---------- Task material ----------

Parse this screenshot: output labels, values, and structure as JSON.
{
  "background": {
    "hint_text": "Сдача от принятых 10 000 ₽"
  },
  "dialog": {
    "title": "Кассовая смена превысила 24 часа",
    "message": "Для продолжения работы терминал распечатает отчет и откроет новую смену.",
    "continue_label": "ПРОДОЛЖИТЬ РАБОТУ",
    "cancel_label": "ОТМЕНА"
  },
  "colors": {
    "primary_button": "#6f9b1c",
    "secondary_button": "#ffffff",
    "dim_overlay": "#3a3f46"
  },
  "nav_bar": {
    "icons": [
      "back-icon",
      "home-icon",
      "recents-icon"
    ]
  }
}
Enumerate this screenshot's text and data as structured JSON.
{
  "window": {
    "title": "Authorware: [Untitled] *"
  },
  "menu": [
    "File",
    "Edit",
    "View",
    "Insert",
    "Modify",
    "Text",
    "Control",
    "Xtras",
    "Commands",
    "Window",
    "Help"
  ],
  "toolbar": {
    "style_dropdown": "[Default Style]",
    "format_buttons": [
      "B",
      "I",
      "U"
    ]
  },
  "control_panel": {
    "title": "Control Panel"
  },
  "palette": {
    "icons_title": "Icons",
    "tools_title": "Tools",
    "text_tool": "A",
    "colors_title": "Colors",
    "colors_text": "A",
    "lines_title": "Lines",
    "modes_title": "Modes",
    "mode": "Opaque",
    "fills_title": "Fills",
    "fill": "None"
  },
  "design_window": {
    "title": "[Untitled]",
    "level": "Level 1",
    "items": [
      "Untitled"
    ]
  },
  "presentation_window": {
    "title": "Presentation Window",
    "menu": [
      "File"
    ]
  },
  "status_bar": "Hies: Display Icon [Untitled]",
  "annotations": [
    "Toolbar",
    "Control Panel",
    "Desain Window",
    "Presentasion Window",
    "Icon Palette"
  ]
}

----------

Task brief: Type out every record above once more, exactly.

Reply:
Parse this screenshot: output labels, values, and structure as JSON.
{
  "background": {
    "hint_text": "Сдача от принятых 10 000 ₽"
  },
  "dialog": {
    "title": "Кассовая смена превысила 24 часа",
    "message": "Для продолжения работы терминал распечатает отчет и откроет новую смену.",
    "continue_label": "ПРОДОЛЖИТЬ РАБОТУ",
    "cancel_label": "ОТМЕНА"
  },
  "colors": {
    "primary_button": "#6f9b1c",
    "secondary_button": "#ffffff",
    "dim_overlay": "#3a3f46"
  },
  "nav_bar": {
    "icons": [
      "back-icon",
      "home-icon",
      "recents-icon"
    ]
  }
}
Enumerate this screenshot's text and data as structured JSON.
{
  "window": {
    "title": "Authorware: [Untitled] *"
  },
  "menu": [
    "File",
    "Edit",
    "View",
    "Insert",
    "Modify",
    "Text",
    "Control",
    "Xtras",
    "Commands",
    "Window",
    "Help"
  ],
  "toolbar": {
    "style_dropdown": "[Default Style]",
    "format_buttons": [
      "B",
      "I",
      "U"
    ]
  },
  "control_panel": {
    "title": "Control Panel"
  },
  "palette": {
    "icons_title": "Icons",
    "tools_title": "Tools",
    "text_tool": "A",
    "colors_title": "Colors",
    "colors_text": "A",
    "lines_title": "Lines",
    "modes_title": "Modes",
    "mode": "Opaque",
    "fills_title": "Fills",
    "fill": "None"
  },
  "design_window": {
    "title": "[Untitled]",
    "level": "Level 1",
    "items": [
      "Untitled"
    ]
  },
  "presentation_window": {
    "title": "Presentation Window",
    "menu": [
      "File"
    ]
  },
  "status_bar": "Hies: Display Icon [Untitled]",
  "annotations": [
    "Toolbar",
    "Control Panel",
    "Desain Window",
    "Presentasion Window",
    "Icon Palette"
  ]
}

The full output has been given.